WHAT IS NEEDED: From the data below, return all lines holding the string "DualPoint".

RECORDS FOR THIS EXERCISE:

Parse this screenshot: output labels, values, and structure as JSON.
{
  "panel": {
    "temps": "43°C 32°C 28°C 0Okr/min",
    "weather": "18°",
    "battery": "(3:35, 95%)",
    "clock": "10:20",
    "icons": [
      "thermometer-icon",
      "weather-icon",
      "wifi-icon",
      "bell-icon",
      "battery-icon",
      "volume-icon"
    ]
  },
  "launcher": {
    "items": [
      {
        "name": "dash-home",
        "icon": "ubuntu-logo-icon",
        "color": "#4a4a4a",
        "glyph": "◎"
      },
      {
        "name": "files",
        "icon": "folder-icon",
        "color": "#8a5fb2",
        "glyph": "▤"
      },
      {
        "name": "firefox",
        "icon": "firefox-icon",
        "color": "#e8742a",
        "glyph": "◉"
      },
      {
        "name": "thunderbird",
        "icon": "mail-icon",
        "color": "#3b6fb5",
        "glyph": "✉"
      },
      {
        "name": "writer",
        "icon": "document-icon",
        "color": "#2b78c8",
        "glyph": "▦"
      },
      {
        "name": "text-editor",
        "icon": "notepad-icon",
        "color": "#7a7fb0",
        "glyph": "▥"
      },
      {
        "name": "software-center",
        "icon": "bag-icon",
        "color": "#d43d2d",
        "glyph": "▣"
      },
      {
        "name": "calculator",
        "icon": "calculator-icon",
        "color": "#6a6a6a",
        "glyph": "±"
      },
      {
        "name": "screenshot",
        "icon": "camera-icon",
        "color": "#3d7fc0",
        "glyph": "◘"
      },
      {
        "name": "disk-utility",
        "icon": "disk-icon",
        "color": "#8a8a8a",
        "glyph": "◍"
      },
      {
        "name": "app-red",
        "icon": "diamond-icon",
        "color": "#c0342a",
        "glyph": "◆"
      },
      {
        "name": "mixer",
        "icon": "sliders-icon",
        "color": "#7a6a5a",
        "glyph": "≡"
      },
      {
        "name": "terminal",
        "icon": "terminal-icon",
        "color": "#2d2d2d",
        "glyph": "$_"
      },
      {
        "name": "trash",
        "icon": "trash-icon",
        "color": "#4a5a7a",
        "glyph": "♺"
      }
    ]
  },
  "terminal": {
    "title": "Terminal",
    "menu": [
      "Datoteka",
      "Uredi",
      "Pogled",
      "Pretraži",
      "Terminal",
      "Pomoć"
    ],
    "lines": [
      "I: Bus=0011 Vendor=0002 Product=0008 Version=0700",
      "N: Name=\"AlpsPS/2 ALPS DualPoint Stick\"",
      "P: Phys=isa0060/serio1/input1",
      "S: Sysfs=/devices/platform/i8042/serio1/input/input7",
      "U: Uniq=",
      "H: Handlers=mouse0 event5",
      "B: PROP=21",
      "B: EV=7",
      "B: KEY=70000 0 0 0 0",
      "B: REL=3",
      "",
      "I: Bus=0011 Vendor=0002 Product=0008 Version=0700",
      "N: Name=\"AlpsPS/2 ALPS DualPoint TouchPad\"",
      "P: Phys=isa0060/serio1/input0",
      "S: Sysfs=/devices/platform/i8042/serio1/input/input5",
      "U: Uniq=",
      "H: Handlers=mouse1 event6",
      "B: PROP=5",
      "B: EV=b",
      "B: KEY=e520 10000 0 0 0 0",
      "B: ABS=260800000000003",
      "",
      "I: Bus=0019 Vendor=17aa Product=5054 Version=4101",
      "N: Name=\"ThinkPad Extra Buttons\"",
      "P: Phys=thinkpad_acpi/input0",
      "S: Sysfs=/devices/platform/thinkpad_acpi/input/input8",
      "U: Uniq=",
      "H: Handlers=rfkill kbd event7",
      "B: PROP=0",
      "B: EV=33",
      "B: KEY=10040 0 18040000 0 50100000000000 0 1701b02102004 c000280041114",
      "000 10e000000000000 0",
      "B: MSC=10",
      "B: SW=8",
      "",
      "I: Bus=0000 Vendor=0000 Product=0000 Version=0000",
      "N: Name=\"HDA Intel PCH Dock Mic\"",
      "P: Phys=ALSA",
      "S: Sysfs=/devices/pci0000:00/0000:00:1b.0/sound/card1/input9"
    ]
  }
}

ANSWER FOR THIS EXERCISE:
      "N: Name=\"AlpsPS/2 ALPS DualPoint Stick\"",
      "N: Name=\"AlpsPS/2 ALPS DualPoint TouchPad\"",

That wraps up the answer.